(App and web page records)
↓
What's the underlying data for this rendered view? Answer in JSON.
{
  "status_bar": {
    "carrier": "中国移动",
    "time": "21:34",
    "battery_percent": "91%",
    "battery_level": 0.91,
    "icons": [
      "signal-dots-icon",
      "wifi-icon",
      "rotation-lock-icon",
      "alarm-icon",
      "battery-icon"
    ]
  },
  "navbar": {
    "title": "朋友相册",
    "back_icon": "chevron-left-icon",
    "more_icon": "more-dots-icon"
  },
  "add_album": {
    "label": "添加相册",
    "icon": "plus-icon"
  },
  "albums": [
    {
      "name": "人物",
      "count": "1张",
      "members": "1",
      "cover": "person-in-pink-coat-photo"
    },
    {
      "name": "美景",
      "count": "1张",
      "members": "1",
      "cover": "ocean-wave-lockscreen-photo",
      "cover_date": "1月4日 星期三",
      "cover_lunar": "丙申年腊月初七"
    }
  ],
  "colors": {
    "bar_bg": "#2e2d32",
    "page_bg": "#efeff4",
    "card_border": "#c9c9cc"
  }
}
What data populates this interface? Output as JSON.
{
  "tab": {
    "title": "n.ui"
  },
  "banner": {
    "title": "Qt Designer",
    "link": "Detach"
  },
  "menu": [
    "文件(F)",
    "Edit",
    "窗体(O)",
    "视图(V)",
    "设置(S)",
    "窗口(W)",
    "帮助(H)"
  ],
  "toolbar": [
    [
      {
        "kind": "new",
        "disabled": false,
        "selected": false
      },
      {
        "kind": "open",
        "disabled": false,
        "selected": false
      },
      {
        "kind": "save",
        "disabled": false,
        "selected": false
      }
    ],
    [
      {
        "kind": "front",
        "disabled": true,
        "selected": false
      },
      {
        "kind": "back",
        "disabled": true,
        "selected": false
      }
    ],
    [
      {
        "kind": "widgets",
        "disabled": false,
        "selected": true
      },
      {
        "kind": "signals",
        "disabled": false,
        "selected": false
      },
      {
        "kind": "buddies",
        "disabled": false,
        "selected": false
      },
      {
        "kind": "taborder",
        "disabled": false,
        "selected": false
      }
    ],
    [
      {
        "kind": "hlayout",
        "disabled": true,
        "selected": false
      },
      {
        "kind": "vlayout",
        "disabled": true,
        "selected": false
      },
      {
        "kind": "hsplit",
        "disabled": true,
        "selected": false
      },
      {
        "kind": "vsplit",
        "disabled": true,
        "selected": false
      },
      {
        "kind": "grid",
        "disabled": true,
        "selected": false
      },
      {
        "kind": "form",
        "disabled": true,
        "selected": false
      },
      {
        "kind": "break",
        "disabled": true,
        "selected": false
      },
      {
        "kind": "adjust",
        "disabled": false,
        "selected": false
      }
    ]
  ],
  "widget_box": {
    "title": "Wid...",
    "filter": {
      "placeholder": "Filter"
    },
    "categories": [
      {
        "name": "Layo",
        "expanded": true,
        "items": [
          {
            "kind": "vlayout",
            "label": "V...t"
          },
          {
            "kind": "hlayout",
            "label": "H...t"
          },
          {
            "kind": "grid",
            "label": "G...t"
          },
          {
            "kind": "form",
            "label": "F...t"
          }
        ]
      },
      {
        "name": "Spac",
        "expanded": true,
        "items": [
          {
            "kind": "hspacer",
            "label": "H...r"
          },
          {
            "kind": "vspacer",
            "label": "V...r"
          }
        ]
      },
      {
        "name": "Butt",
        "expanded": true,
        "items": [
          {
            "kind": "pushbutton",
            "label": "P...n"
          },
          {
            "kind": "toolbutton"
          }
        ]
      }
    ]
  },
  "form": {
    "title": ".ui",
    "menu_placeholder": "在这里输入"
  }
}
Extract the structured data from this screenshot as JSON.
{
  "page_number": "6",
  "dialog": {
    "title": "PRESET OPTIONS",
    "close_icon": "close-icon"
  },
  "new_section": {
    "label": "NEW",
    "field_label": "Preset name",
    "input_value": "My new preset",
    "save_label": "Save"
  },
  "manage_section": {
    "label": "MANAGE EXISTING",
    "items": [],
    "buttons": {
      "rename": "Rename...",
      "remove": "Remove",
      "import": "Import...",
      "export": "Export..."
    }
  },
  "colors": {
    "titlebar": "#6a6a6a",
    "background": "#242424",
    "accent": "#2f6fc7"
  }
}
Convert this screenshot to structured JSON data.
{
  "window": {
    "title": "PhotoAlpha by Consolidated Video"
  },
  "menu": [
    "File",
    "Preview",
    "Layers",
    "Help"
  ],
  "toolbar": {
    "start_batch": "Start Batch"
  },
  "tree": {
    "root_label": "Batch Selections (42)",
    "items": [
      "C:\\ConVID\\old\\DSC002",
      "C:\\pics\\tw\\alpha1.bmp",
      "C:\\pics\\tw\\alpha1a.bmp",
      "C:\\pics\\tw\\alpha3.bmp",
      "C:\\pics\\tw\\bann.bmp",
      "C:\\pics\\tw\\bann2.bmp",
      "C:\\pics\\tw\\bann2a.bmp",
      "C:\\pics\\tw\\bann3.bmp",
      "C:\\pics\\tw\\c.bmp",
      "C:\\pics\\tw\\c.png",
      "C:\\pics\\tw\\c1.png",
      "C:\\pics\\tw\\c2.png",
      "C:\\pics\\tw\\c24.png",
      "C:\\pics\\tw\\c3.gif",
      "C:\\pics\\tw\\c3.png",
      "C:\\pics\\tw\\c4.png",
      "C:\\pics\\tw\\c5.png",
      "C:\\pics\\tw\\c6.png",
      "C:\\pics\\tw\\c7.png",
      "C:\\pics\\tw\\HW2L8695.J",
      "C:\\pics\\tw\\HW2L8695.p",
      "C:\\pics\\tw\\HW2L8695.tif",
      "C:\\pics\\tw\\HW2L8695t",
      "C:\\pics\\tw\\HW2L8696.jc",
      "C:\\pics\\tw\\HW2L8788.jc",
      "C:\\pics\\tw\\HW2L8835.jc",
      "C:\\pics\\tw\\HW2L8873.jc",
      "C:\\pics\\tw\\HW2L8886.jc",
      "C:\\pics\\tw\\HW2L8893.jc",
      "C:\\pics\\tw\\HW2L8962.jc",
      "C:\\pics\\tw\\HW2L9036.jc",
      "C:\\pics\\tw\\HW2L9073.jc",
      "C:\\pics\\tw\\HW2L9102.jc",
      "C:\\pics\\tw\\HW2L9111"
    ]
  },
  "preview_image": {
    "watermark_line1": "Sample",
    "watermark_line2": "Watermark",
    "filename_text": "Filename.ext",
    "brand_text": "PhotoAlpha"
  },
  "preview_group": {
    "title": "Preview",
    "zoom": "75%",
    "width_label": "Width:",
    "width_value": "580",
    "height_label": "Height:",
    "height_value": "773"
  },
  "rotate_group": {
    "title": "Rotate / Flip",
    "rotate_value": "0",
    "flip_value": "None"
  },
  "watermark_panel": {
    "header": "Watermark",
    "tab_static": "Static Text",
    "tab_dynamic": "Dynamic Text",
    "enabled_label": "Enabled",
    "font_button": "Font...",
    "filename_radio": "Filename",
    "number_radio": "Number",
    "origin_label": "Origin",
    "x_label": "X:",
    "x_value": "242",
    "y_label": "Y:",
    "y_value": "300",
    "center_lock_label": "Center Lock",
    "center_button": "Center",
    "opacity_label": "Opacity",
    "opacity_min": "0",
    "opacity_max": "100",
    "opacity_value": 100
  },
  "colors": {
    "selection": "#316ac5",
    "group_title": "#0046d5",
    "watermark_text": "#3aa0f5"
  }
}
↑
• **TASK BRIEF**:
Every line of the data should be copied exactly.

• **EXERCISE SOLUTION**:
What's the underlying data for this rendered view? Answer in JSON.
{
  "status_bar": {
    "carrier": "中国移动",
    "time": "21:34",
    "battery_percent": "91%",
    "battery_level": 0.91,
    "icons": [
      "signal-dots-icon",
      "wifi-icon",
      "rotation-lock-icon",
      "alarm-icon",
      "battery-icon"
    ]
  },
  "navbar": {
    "title": "朋友相册",
    "back_icon": "chevron-left-icon",
    "more_icon": "more-dots-icon"
  },
  "add_album": {
    "label": "添加相册",
    "icon": "plus-icon"
  },
  "albums": [
    {
      "name": "人物",
      "count": "1张",
      "members": "1",
      "cover": "person-in-pink-coat-photo"
    },
    {
      "name": "美景",
      "count": "1张",
      "members": "1",
      "cover": "ocean-wave-lockscreen-photo",
      "cover_date": "1月4日 星期三",
      "cover_lunar": "丙申年腊月初七"
    }
  ],
  "colors": {
    "bar_bg": "#2e2d32",
    "page_bg": "#efeff4",
    "card_border": "#c9c9cc"
  }
}
What data populates this interface? Output as JSON.
{
  "tab": {
    "title": "n.ui"
  },
  "banner": {
    "title": "Qt Designer",
    "link": "Detach"
  },
  "menu": [
    "文件(F)",
    "Edit",
    "窗体(O)",
    "视图(V)",
    "设置(S)",
    "窗口(W)",
    "帮助(H)"
  ],
  "toolbar": [
    [
      {
        "kind": "new",
        "disabled": false,
        "selected": false
      },
      {
        "kind": "open",
        "disabled": false,
        "selected": false
      },
      {
        "kind": "save",
        "disabled": false,
        "selected": false
      }
    ],
    [
      {
        "kind": "front",
        "disabled": true,
        "selected": false
      },
      {
        "kind": "back",
        "disabled": true,
        "selected": false
      }
    ],
    [
      {
        "kind": "widgets",
        "disabled": false,
        "selected": true
      },
      {
        "kind": "signals",
        "disabled": false,
        "selected": false
      },
      {
        "kind": "buddies",
        "disabled": false,
        "selected": false
      },
      {
        "kind": "taborder",
        "disabled": false,
        "selected": false
      }
    ],
    [
      {
        "kind": "hlayout",
        "disabled": true,
        "selected": false
      },
      {
        "kind": "vlayout",
        "disabled": true,
        "selected": false
      },
      {
        "kind": "hsplit",
        "disabled": true,
        "selected": false
      },
      {
        "kind": "vsplit",
        "disabled": true,
        "selected": false
      },
      {
        "kind": "grid",
        "disabled": true,
        "selected": false
      },
      {
        "kind": "form",
        "disabled": true,
        "selected": false
      },
      {
        "kind": "break",
        "disabled": true,
        "selected": false
      },
      {
        "kind": "adjust",
        "disabled": false,
        "selected": false
      }
    ]
  ],
  "widget_box": {
    "title": "Wid...",
    "filter": {
      "placeholder": "Filter"
    },
    "categories": [
      {
        "name": "Layo",
        "expanded": true,
        "items": [
          {
            "kind": "vlayout",
            "label": "V...t"
          },
          {
            "kind": "hlayout",
            "label": "H...t"
          },
          {
            "kind": "grid",
            "label": "G...t"
          },
          {
            "kind": "form",
            "label": "F...t"
          }
        ]
      },
      {
        "name": "Spac",
        "expanded": true,
        "items": [
          {
            "kind": "hspacer",
            "label": "H...r"
          },
          {
            "kind": "vspacer",
            "label": "V...r"
          }
        ]
      },
      {
        "name": "Butt",
        "expanded": true,
        "items": [
          {
            "kind": "pushbutton",
            "label": "P...n"
          },
          {
            "kind": "toolbutton"
          }
        ]
      }
    ]
  },
  "form": {
    "title": ".ui",
    "menu_placeholder": "在这里输入"
  }
}
Extract the structured data from this screenshot as JSON.
{
  "page_number": "6",
  "dialog": {
    "title": "PRESET OPTIONS",
    "close_icon": "close-icon"
  },
  "new_section": {
    "label": "NEW",
    "field_label": "Preset name",
    "input_value": "My new preset",
    "save_label": "Save"
  },
  "manage_section": {
    "label": "MANAGE EXISTING",
    "items": [],
    "buttons": {
      "rename": "Rename...",
      "remove": "Remove",
      "import": "Import...",
      "export": "Export..."
    }
  },
  "colors": {
    "titlebar": "#6a6a6a",
    "background": "#242424",
    "accent": "#2f6fc7"
  }
}
Convert this screenshot to structured JSON data.
{
  "window": {
    "title": "PhotoAlpha by Consolidated Video"
  },
  "menu": [
    "File",
    "Preview",
    "Layers",
    "Help"
  ],
  "toolbar": {
    "start_batch": "Start Batch"
  },
  "tree": {
    "root_label": "Batch Selections (42)",
    "items": [
      "C:\\ConVID\\old\\DSC002",
      "C:\\pics\\tw\\alpha1.bmp",
      "C:\\pics\\tw\\alpha1a.bmp",
      "C:\\pics\\tw\\alpha3.bmp",
      "C:\\pics\\tw\\bann.bmp",
      "C:\\pics\\tw\\bann2.bmp",
      "C:\\pics\\tw\\bann2a.bmp",
      "C:\\pics\\tw\\bann3.bmp",
      "C:\\pics\\tw\\c.bmp",
      "C:\\pics\\tw\\c.png",
      "C:\\pics\\tw\\c1.png",
      "C:\\pics\\tw\\c2.png",
      "C:\\pics\\tw\\c24.png",
      "C:\\pics\\tw\\c3.gif",
      "C:\\pics\\tw\\c3.png",
      "C:\\pics\\tw\\c4.png",
      "C:\\pics\\tw\\c5.png",
      "C:\\pics\\tw\\c6.png",
      "C:\\pics\\tw\\c7.png",
      "C:\\pics\\tw\\HW2L8695.J",
      "C:\\pics\\tw\\HW2L8695.p",
      "C:\\pics\\tw\\HW2L8695.tif",
      "C:\\pics\\tw\\HW2L8695t",
      "C:\\pics\\tw\\HW2L8696.jc",
      "C:\\pics\\tw\\HW2L8788.jc",
      "C:\\pics\\tw\\HW2L8835.jc",
      "C:\\pics\\tw\\HW2L8873.jc",
      "C:\\pics\\tw\\HW2L8886.jc",
      "C:\\pics\\tw\\HW2L8893.jc",
      "C:\\pics\\tw\\HW2L8962.jc",
      "C:\\pics\\tw\\HW2L9036.jc",
      "C:\\pics\\tw\\HW2L9073.jc",
      "C:\\pics\\tw\\HW2L9102.jc",
      "C:\\pics\\tw\\HW2L9111"
    ]
  },
  "preview_image": {
    "watermark_line1": "Sample",
    "watermark_line2": "Watermark",
    "filename_text": "Filename.ext",
    "brand_text": "PhotoAlpha"
  },
  "preview_group": {
    "title": "Preview",
    "zoom": "75%",
    "width_label": "Width:",
    "width_value": "580",
    "height_label": "Height:",
    "height_value": "773"
  },
  "rotate_group": {
    "title": "Rotate / Flip",
    "rotate_value": "0",
    "flip_value": "None"
  },
  "watermark_panel": {
    "header": "Watermark",
    "tab_static": "Static Text",
    "tab_dynamic": "Dynamic Text",
    "enabled_label": "Enabled",
    "font_button": "Font...",
    "filename_radio": "Filename",
    "number_radio": "Number",
    "origin_label": "Origin",
    "x_label": "X:",
    "x_value": "242",
    "y_label": "Y:",
    "y_value": "300",
    "center_lock_label": "Center Lock",
    "center_button": "Center",
    "opacity_label": "Opacity",
    "opacity_min": "0",
    "opacity_max": "100",
    "opacity_value": 100
  },
  "colors": {
    "selection": "#316ac5",
    "group_title": "#0046d5",
    "watermark_text": "#3aa0f5"
  }
}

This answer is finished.